Tensions have been rising again along the Russian-Ukrainian border, with Kyiv and Washington raising the alarm at what they say is an unusual build-up of Russian troops.
Ukraine’s defence ministry claimed earlier this month that about 90,000 Russian soldiers were stationed near their border and in rebel-controlled areas in Ukraine’s east.
Units of the Russian 41st army have remained in Yelnya, a town 260 kilometres north of the Ukrainian border, according to the ministry.
“What we see is a significant, large Russian military build-up. We see an unusual concentration of troops. And we know that Russia has been willing to use these types of military capabilities before to conduct aggressive actions against Ukraine,” said NATO Secretary-General Jens Stoltenberg last week.
The comments came after reports that the United States warned the European Union that Moscow might be planning an invasion of its ex-Soviet neighbour.
Russian officials have denied they are planning incursions into Ukraine, citing what they called many threats from Ukraine and allegedly provocative actions by US warships in the Black Sea.

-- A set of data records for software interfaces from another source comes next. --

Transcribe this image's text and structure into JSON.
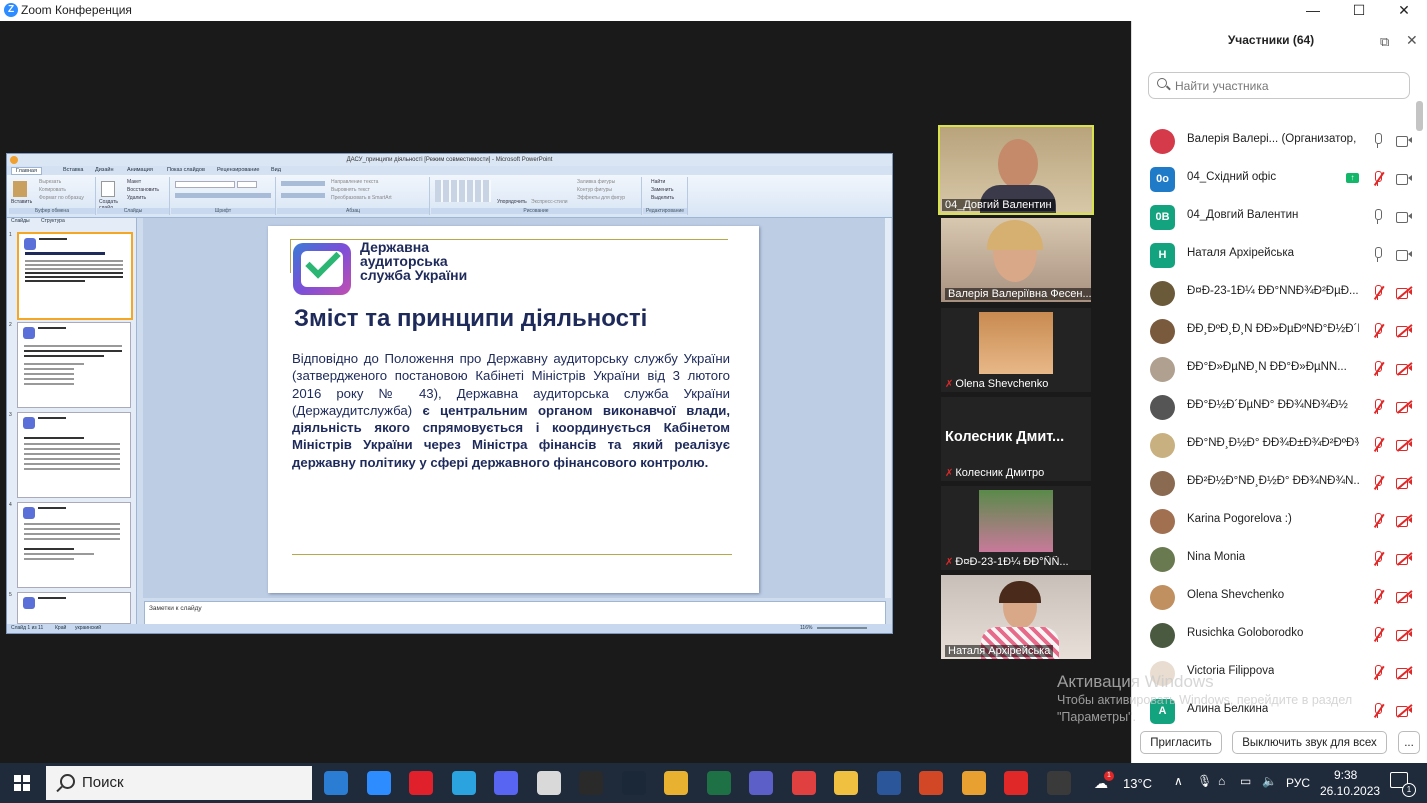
{
  "window": {
    "title": "Zoom Конференция",
    "min": "—",
    "max": "☐",
    "close": "✕"
  },
  "ppt": {
    "title": "ДАСУ_принципи діяльності [Режим совместимости] - Microsoft PowerPoint",
    "tabs": [
      "Главная",
      "Вставка",
      "Дизайн",
      "Анимация",
      "Показ слайдов",
      "Рецензирование",
      "Вид"
    ],
    "groups": [
      "Буфер обмена",
      "Слайды",
      "Шрифт",
      "Абзац",
      "Рисование",
      "Редактирование"
    ],
    "clip_items": [
      "Вставить",
      "Вырезать",
      "Копировать",
      "Формат по образцу"
    ],
    "slide_items": [
      "Создать слайд",
      "Макет",
      "Восстановить",
      "Удалить"
    ],
    "para_items": [
      "Направление текста",
      "Выровнять текст",
      "Преобразовать в SmartArt"
    ],
    "draw_items": [
      "Упорядочить",
      "Экспресс-стили",
      "Заливка фигуры",
      "Контур фигуры",
      "Эффекты для фигур"
    ],
    "edit_items": [
      "Найти",
      "Заменить",
      "Выделить"
    ],
    "pane_tabs": [
      "Слайды",
      "Структура"
    ],
    "thumb_nums": [
      "1",
      "2",
      "3",
      "4",
      "5"
    ],
    "notes": "Заметки к слайду",
    "status_slide": "Слайд 1 из 11",
    "status_theme": "Край",
    "status_lang": "украинский",
    "zoom": "116%"
  },
  "slide": {
    "org": "Державна аудиторська служба України",
    "title": "Зміст та принципи діяльності",
    "body_normal": "Відповідно до Положення про Державну аудиторську службу України (затвердженого постановою Кабінеті Міністрів України від 3 лютого 2016 року № 43), Державна аудиторська служба України (Держаудитслужба) ",
    "body_bold": "є центральним органом виконавчої влади, діяльність якого спрямовується і координується Кабінетом Міністрів України через Міністра фінансів та який реалізує державну політику у сфері державного фінансового контролю."
  },
  "videos": [
    {
      "name": "04_Довгий Валентин",
      "muted": false
    },
    {
      "name": "Валерія Валеріївна Фесен...",
      "muted": false
    },
    {
      "name": "Olena Shevchenko",
      "muted": true
    },
    {
      "name": "Колесник Дмитро",
      "muted": true,
      "big_label": "Колесник Дмит..."
    },
    {
      "name": "Ð¤Ð-23-1Ð¼ ÐÐ°ÑÑ...",
      "muted": true
    },
    {
      "name": "Наталя Архірейська",
      "muted": false
    }
  ],
  "panel": {
    "title": "Участники (64)",
    "search_placeholder": "Найти участника",
    "participants": [
      {
        "name": "Валерія Валері... (Организатор, я)",
        "avatar": "",
        "color": "#d43a4a",
        "mic": "on",
        "cam": "on"
      },
      {
        "name": "04_Східний офіс",
        "avatar": "0о",
        "color": "#1f7bc8",
        "mic": "off",
        "cam": "on",
        "sharing": true
      },
      {
        "name": "04_Довгий Валентин",
        "avatar": "0В",
        "color": "#14a37f",
        "mic": "on",
        "cam": "on"
      },
      {
        "name": "Наталя Архірейська",
        "avatar": "Н",
        "color": "#14a37f",
        "mic": "on",
        "cam": "on"
      },
      {
        "name": "Ð¤Ð-23-1Ð¼ ÐÐ°ÑÑÐ¾Ð²ÐµÐ...",
        "avatar": "",
        "color": "#6b5a3a",
        "mic": "off",
        "cam": "off"
      },
      {
        "name": "ÐÐ¸ÐºÐ¸Ð¸Ñ ÐÐ»ÐµÐºÑÐ°Ð½Ð´ÑÐ¾Ð²Ð¸Ñ...",
        "avatar": "",
        "color": "#7a5a3c",
        "mic": "off",
        "cam": "off"
      },
      {
        "name": "ÐÐ°Ð»ÐµÑÐ¸Ñ ÐÐ°Ð»ÐµÑÑ...",
        "avatar": "",
        "color": "#b0a090",
        "mic": "off",
        "cam": "off"
      },
      {
        "name": "ÐÐ°Ð½Ð´ÐµÑÐ° ÐÐ¾ÑÐ¾Ð½",
        "avatar": "",
        "color": "#555555",
        "mic": "off",
        "cam": "off"
      },
      {
        "name": "ÐÐ°ÑÐ¸Ð½Ð° ÐÐ¾Ð±Ð¾Ð²ÐºÐ¾ÐµÐ²Ð°...",
        "avatar": "",
        "color": "#c8b080",
        "mic": "off",
        "cam": "off"
      },
      {
        "name": "ÐÐ²Ð½Ð°ÑÐ¸Ð½Ð° ÐÐ¾ÑÐ¾Ñ...",
        "avatar": "",
        "color": "#8a6a50",
        "mic": "off",
        "cam": "off"
      },
      {
        "name": "Karina Pogorelova :)",
        "avatar": "",
        "color": "#a07050",
        "mic": "off",
        "cam": "off"
      },
      {
        "name": "Nina Monia",
        "avatar": "",
        "color": "#6a7a50",
        "mic": "off",
        "cam": "off"
      },
      {
        "name": "Olena Shevchenko",
        "avatar": "",
        "color": "#c09060",
        "mic": "off",
        "cam": "off"
      },
      {
        "name": "Rusichka Goloborodko",
        "avatar": "",
        "color": "#4a5a40",
        "mic": "off",
        "cam": "off"
      },
      {
        "name": "Victoria Filippova",
        "avatar": "",
        "color": "#e8ddd0",
        "mic": "off",
        "cam": "off"
      },
      {
        "name": "Алина Белкина",
        "avatar": "А",
        "color": "#14a37f",
        "mic": "off",
        "cam": "off"
      }
    ],
    "invite": "Пригласить",
    "mute_all": "Выключить звук для всех",
    "more": "..."
  },
  "watermark": {
    "line1": "Активация Windows",
    "line2": "Чтобы активировать Windows, перейдите в раздел",
    "line3": "\"Параметры\"."
  },
  "taskbar": {
    "search": "Поиск",
    "temp": "13°C",
    "lang": "РУС",
    "time": "9:38",
    "date": "26.10.2023",
    "notif": "1",
    "weather_badge": "1",
    "apps": [
      {
        "name": "mail",
        "color": "#2b7cd3"
      },
      {
        "name": "zoom",
        "color": "#2d8cff"
      },
      {
        "name": "opera",
        "color": "#e0202a"
      },
      {
        "name": "telegram",
        "color": "#2aa3df"
      },
      {
        "name": "discord",
        "color": "#5865f2"
      },
      {
        "name": "roblox",
        "color": "#d9d9d9"
      },
      {
        "name": "epic-games",
        "color": "#2a2a2a"
      },
      {
        "name": "steam",
        "color": "#1b2838"
      },
      {
        "name": "chrome",
        "color": "#e8b230"
      },
      {
        "name": "excel",
        "color": "#1e7145"
      },
      {
        "name": "teams",
        "color": "#5b5fc7"
      },
      {
        "name": "chrome-profile",
        "color": "#e04040"
      },
      {
        "name": "explorer",
        "color": "#f0c040"
      },
      {
        "name": "word",
        "color": "#2b579a"
      },
      {
        "name": "powerpoint",
        "color": "#d24726"
      },
      {
        "name": "chrome-alt",
        "color": "#e8a030"
      },
      {
        "name": "acrobat",
        "color": "#e02828"
      },
      {
        "name": "snipping",
        "color": "#3a3a3a"
      }
    ]
  }
}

Russia has supported a separatist insurgency in eastern Ukraine that erupted shortly after Moscow’s 2014 annexation of the Crimean Peninsula. The conflict has left more than 14,000 people dead.

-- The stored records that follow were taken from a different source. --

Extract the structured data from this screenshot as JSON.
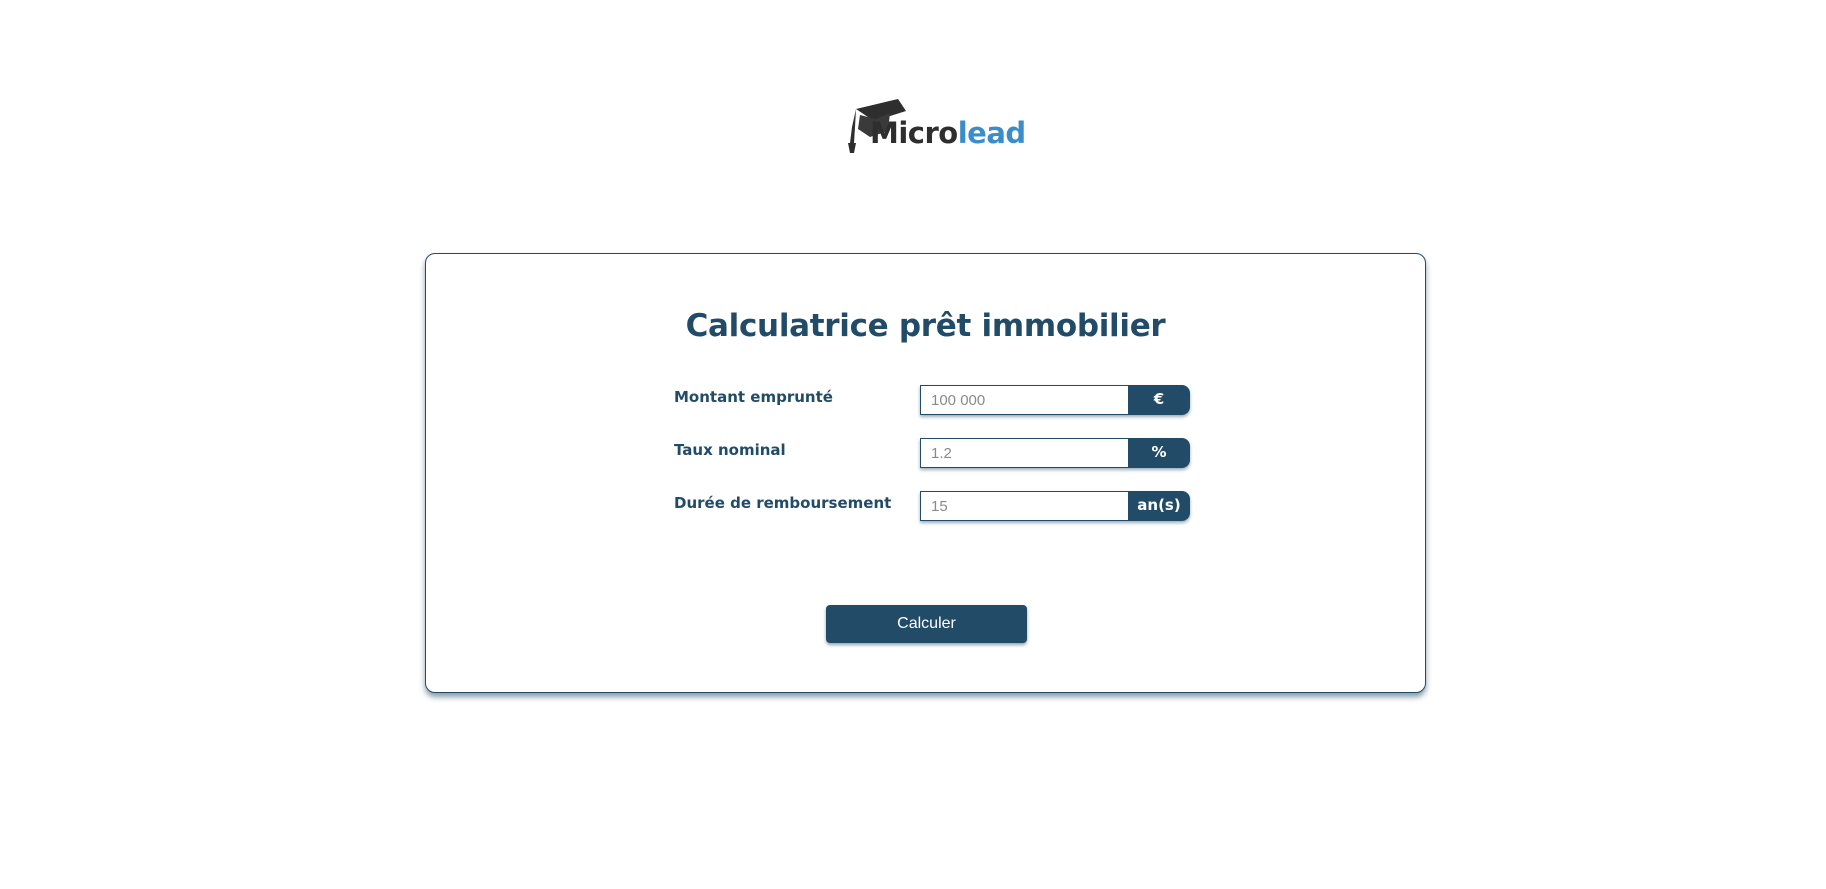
{
  "brand": {
    "logo_text_part1": "Micro",
    "logo_text_part2": "lead",
    "logo_icon": "graduation-cap-icon",
    "colors": {
      "primary": "#224b68",
      "logo_dark": "#2e2e2e",
      "logo_accent": "#3a8dc8"
    }
  },
  "calculator": {
    "title": "Calculatrice prêt immobilier",
    "fields": [
      {
        "label": "Montant emprunté",
        "placeholder": "100 000",
        "unit": "€"
      },
      {
        "label": "Taux nominal",
        "placeholder": "1.2",
        "unit": "%"
      },
      {
        "label": "Durée de remboursement",
        "placeholder": "15",
        "unit": "an(s)"
      }
    ],
    "submit_label": "Calculer"
  }
}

In the spring of this year, a massive build-up of Russian troops near the border raised concerns in Ukraine and in the West, fueling fears of an escalation of hostilities.
But the troops were eventually pulled out after a few weeks as US President Joe Biden held a summit with his Russian counterpart Vladimir Putin.
Could the latest military build-up be of a different nature, namely a prelude to a Russian invasion?
Euronews spoke to military and foreign policy experts to shed light on the Russian troops’ movements and their implications for Ukraine and its Western allies.
What do we know about Russia’s troops build-up?
“Some of the important deployments we actually only know from satellite imagery, which is, of course, not the most accurate way to know about things,” said Gustav Gressel, a senior policy fellow at the European Council on Foreign Relations (ECFR).